The hilly slopes around the northern Airstrip (the Russian HQ in Conquest) were not adequate for tank on tank combat, and the distance from Hilltop to Checkpoint was too short to really allow for interesting tactics for both sides. I decided to invert the layout instead the US base would be the starting point, with the attackers taking over Checkpoint, before moving towards Gas Station, and culminating on a climactic push uphill towards Airstrip. We added helicopters for the attackers, plus ground assault jets for each team, and voilà Rush was a thrill once again!
The final Rush layout shows the linear progression as the fighting proceeds northwards from the US HQ.
The Team Deathmatch game mode followed a similar pattern where I tried different failed set ups before settling on the one that we shipped the game with. We first play tested Team Deathmatch on the area surrounding the Checkpoint and Hilltop bases, but it didn’t lend itself well to multiple spawn zones (I wrote about the spawn zone system for Team Deathmatch in my previous Battlefield blog entry) as well as the combined Forest/Hilltop area, which was too open to present enough tactical options for players. Curiously enough, the setup around Gas Station had been completely overlooked at first, but it turned out it played great once the environments had been iterated by our artists. The natural four-zone layout of the area made it a very fitting setup for Team Deathmatch. As it stands now, the blend of open fields and forested areas with destructible buildings in the center makes it one of my favorite Team Deathmatch layouts in the game.

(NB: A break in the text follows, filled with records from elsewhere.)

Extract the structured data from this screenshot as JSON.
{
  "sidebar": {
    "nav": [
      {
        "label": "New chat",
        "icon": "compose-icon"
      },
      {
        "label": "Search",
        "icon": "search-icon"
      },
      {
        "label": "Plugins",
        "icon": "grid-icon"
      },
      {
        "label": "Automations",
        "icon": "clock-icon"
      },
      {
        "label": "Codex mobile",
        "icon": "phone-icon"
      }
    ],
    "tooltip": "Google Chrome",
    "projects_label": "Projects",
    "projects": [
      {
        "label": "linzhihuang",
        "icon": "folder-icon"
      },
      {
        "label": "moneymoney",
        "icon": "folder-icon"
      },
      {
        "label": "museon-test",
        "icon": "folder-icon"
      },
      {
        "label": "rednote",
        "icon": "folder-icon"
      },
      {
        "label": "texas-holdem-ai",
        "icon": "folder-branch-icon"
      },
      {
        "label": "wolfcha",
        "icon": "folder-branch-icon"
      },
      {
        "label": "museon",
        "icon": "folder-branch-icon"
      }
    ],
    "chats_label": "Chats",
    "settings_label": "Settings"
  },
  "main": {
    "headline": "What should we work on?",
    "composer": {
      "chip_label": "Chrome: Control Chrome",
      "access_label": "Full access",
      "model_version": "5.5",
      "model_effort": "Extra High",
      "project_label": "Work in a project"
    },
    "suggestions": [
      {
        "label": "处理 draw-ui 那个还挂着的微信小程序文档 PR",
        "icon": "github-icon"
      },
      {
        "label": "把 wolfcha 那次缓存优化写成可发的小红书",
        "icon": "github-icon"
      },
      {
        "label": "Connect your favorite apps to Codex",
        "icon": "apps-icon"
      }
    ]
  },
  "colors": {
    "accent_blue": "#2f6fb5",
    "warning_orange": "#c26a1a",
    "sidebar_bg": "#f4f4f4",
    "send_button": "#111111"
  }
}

The finishing touches
Team Deathmatch is one of the areas that benefitted the most from our continuing post-release patch efforts. After we shipped the game last autumn, we looked hard at the feedback from the community across the different game modes. As part of the initiative to improve the Deathmatch spawning experience, I made an effort to further tweak many of the original spawning positions – a lot of the spawns were moved from their original locations close to the buildings in the center to safer locations at the periphery of the playable area. Players spawn further away from the action now, but this allows them to come into the fight on their terms after having enough time to read the battle.
Along with the aforementioned Team Deathmatch changes, avid gamers probably noticed a little surprise that came with the Karkand patch the tall communications antenna that comprises one of the visual landmarks of the level would now tumble down when nearing the end of any Conquest match. We had always envisioned this hulking piece of destructible scenery as the climax of a prospective end-game outro cinematic (think Battlefield: Bad Company 2) but that cinematic feature was eventually cut. So we decided to try to get the event into the round itself instead. Unfortunately, when our deadline loomed we were unable to solve the technical complications of triggering such a complex animated object while the match was still taking place.
That said being pummeled to death by a collapsing monster antenna simply had no substitute. By the time the first big patch came up, we had fortunately been able iron out all the kinks, and the antenna would no longer be just a prop.
Have you ever had this antenna fall on your head at the end of a round?
Speaking of big structures I am interested to know what you think about interacting with large structures during Battlefield matches. The collapsible Antenna is admittedly only a scripted event, and one that is played too late to really impact the gameplay. But what if it was to be triggered by players, at any point during a match? Is that something you think would improve upon the Battlefield gameplay? Would you like to be able to interact with structures more often?